While everything seems to get boiled down to carbon comparison these days there are certainly more things to consider. For those that buy a tree at a local ‘choose and cut’ farm, there is certainly the satisfaction that at least some of your holiday purchases are supporting the local economy. At the end of the day, however, the debate between real vs. fake for most people gets down to one of two factors: tradition and convenience. Even though my heart is on the real tree side, I can’t deny that pulling an artificial tree out of a box from the attic each year is easier than going out on a cold wet, December day and getting a tree from a farm and then bringing it home and setting it up. But my mom was German and we always had a real tree in the house when I grew up. Now that I have my own family, my daughter and I have a tradition of going out to a local Choose and cut tree farm and looking for the perfect Fraser fir. No artificial tree can ever replace that.
Fraser firs at Daisy Hill farm. Still got a couple years to go, but eventually I’ll be cutting my own.
Some great guesses!
Most identified the seed head of a Clematis – this one is Clematis tibetana, also known as Orange Peel clematis due to the leathery golden-orange petals/bracts. It’s a late bloomer anyway, and the profusion of swirly seed heads sparkle in the autumn sun. Quite vigorous when compared to the large-flowered clematis species and hybrids; more along the lines of sweet autumn clematis (Clematis terniflora). Covers small structures and slow-moving terrestrials in a single season.
The second was a stumper – though most folks were barking up the right tree/annual/perennial and guessing some apetalous members of the Asteraceae.
It’s Ajania pacifica (most of us learned it as Chrysanthum pacificum or Dendranthema pacificum) or "gold and silver chrysanthemum". A very well-behaved, low, mounding, old-school perennial; best with good drainage and plenty of sun. One of the last perennials to bloom for us; it’s also very frost-tolerant. The gray-green foliage is edged in white, and despite several hard frosts, still looks great.

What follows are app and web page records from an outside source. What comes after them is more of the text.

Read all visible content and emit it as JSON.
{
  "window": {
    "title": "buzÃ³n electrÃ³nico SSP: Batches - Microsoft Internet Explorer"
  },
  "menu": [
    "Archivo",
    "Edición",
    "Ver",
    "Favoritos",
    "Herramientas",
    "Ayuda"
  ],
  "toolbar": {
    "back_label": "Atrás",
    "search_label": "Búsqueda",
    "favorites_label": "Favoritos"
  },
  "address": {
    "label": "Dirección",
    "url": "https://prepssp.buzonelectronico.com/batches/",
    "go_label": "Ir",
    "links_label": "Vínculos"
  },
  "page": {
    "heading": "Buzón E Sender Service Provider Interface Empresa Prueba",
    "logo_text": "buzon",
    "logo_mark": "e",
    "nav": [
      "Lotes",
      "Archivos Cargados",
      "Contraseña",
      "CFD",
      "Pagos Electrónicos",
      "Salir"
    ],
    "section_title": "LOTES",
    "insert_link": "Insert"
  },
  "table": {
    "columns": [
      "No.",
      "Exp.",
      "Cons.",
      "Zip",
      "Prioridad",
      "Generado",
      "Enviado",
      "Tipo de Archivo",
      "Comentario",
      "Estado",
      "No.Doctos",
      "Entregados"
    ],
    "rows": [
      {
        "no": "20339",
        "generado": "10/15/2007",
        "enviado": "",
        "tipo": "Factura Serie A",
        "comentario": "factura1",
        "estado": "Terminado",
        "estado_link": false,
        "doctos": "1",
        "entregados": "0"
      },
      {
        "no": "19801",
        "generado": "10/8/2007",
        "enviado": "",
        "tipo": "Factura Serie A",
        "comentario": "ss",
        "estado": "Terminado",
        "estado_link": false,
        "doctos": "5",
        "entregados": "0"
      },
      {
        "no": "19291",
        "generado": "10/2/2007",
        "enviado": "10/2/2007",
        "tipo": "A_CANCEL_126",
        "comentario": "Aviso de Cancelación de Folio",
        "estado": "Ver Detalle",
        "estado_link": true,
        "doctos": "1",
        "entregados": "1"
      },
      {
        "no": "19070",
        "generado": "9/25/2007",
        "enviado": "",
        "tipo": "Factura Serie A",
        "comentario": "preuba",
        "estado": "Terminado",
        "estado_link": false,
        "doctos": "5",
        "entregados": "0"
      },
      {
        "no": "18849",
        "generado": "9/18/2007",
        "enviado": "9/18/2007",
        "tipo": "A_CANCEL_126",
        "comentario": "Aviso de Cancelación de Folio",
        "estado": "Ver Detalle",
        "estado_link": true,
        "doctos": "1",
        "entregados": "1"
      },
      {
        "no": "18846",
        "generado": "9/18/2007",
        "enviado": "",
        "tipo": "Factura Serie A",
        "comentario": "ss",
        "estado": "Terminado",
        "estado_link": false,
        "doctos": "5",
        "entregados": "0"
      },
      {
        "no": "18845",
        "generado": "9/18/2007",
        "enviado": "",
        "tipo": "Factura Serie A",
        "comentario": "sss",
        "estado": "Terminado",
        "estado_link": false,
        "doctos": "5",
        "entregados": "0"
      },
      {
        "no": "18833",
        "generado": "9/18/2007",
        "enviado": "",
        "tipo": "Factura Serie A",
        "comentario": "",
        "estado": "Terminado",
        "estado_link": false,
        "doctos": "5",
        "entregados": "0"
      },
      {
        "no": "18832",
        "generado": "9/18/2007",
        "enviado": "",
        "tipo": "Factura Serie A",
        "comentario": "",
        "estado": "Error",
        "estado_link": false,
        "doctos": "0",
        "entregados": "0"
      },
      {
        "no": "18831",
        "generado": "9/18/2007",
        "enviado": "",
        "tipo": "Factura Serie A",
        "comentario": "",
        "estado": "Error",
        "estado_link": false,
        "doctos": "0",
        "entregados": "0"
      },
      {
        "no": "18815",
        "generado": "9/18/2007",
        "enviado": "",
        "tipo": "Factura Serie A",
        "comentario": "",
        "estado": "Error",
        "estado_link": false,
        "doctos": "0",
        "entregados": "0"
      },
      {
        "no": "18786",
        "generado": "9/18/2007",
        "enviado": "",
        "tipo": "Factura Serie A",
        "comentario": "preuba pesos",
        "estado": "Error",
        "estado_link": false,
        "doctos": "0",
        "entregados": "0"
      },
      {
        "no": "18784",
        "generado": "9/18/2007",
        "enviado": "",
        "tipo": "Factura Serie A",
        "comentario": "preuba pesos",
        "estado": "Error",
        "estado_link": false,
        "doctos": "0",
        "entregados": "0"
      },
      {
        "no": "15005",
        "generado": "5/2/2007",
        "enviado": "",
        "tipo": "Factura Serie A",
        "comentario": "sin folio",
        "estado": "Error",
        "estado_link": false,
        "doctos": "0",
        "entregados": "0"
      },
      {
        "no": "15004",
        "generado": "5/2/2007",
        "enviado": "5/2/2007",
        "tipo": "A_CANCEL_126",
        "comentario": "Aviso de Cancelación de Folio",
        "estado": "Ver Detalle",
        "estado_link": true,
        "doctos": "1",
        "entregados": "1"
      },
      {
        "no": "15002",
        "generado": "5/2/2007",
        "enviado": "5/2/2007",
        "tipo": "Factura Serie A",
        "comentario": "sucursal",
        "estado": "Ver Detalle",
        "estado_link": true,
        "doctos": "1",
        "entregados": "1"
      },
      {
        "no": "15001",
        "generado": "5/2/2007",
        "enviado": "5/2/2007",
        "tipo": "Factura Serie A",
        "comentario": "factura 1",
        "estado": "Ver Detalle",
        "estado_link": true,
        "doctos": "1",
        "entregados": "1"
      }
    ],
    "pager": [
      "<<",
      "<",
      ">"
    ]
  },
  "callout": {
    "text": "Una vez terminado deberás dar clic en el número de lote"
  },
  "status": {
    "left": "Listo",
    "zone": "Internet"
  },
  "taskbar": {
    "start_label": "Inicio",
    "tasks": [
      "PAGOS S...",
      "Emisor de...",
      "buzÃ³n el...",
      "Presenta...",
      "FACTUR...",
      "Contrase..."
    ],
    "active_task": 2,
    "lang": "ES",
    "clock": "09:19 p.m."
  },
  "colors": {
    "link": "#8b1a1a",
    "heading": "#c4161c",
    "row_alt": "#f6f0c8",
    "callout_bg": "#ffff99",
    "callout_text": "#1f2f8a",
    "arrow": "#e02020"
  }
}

Happy Friday, all! Here’s a wee quiz for you.
Here’s a of couple close-ups inspired by my love for critters of the ocean.
Plant parts? Sea creatures? Eh?
#1 Anemone tentacles?
#2 Coral polyps?